§ **WORK TO BE COMPLETED**
A complete answer lists every line of the entries below where the string "Denne" appears.

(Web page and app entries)
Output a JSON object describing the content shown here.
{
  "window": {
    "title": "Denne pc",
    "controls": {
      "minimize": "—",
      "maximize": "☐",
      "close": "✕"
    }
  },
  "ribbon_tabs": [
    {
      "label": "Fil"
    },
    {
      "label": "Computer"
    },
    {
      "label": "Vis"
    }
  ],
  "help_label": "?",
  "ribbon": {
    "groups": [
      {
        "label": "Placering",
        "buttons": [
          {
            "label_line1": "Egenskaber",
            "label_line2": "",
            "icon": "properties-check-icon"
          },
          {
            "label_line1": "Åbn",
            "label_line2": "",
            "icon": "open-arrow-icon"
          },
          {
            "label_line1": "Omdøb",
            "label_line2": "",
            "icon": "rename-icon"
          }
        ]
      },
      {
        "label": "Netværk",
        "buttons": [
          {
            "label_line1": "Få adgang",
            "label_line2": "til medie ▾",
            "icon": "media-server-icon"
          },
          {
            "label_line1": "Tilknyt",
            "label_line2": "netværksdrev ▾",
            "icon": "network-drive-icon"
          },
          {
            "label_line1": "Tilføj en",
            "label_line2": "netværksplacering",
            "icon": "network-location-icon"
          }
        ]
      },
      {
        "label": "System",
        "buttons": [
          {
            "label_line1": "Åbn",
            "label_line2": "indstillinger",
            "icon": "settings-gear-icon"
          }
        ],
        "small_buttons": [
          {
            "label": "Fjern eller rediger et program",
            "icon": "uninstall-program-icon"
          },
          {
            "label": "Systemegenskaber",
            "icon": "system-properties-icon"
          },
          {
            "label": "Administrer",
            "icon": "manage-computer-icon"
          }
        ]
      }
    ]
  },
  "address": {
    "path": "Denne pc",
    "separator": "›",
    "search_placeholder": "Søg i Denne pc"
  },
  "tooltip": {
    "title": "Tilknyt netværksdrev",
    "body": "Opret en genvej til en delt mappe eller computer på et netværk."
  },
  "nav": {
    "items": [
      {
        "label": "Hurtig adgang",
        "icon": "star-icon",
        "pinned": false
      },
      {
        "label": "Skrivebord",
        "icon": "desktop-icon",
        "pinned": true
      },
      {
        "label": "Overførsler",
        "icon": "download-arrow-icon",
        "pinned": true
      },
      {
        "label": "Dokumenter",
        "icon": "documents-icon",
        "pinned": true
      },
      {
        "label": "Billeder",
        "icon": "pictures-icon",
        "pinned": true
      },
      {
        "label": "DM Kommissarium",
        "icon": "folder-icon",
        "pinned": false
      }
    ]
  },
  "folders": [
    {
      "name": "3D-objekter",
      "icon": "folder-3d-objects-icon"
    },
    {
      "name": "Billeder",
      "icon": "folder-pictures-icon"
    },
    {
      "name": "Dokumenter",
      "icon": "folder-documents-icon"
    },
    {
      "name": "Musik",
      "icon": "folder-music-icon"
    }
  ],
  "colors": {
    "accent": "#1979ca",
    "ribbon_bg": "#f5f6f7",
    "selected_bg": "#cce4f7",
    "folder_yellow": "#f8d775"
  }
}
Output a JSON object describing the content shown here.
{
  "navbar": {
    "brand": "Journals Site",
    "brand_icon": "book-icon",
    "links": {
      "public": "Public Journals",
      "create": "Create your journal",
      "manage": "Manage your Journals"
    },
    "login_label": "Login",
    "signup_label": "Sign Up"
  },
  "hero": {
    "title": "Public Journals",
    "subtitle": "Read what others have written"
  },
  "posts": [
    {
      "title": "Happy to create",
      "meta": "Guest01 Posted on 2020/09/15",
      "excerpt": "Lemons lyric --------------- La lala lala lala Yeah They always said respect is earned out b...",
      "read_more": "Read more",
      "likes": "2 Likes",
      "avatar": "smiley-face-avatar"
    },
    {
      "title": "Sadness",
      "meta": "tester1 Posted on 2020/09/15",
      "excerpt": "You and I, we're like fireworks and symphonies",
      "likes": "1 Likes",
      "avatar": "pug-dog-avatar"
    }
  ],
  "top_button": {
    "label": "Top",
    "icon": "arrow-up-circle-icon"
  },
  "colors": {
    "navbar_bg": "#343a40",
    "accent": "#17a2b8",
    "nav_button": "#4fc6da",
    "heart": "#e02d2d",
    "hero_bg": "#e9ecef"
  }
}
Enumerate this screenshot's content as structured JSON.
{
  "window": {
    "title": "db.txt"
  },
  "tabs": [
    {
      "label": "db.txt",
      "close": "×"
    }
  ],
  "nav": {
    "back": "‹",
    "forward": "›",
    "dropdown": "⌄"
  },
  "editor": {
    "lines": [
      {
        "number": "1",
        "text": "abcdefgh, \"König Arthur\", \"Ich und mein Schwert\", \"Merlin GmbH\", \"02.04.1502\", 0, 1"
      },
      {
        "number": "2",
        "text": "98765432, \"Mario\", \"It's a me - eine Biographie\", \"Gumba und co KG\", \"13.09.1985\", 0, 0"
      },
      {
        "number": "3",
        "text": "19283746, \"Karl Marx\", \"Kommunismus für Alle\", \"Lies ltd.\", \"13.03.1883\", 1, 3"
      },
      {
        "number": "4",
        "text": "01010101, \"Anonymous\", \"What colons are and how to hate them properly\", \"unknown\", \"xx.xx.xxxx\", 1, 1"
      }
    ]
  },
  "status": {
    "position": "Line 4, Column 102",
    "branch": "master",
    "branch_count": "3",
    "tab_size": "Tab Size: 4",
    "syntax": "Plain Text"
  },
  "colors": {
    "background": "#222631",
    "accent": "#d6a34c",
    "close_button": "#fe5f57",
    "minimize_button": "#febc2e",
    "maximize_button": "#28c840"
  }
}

§ **ANSWER**
    "title": "Denne pc",
    "path": "Denne pc",
    "search_placeholder": "Søg i Denne pc"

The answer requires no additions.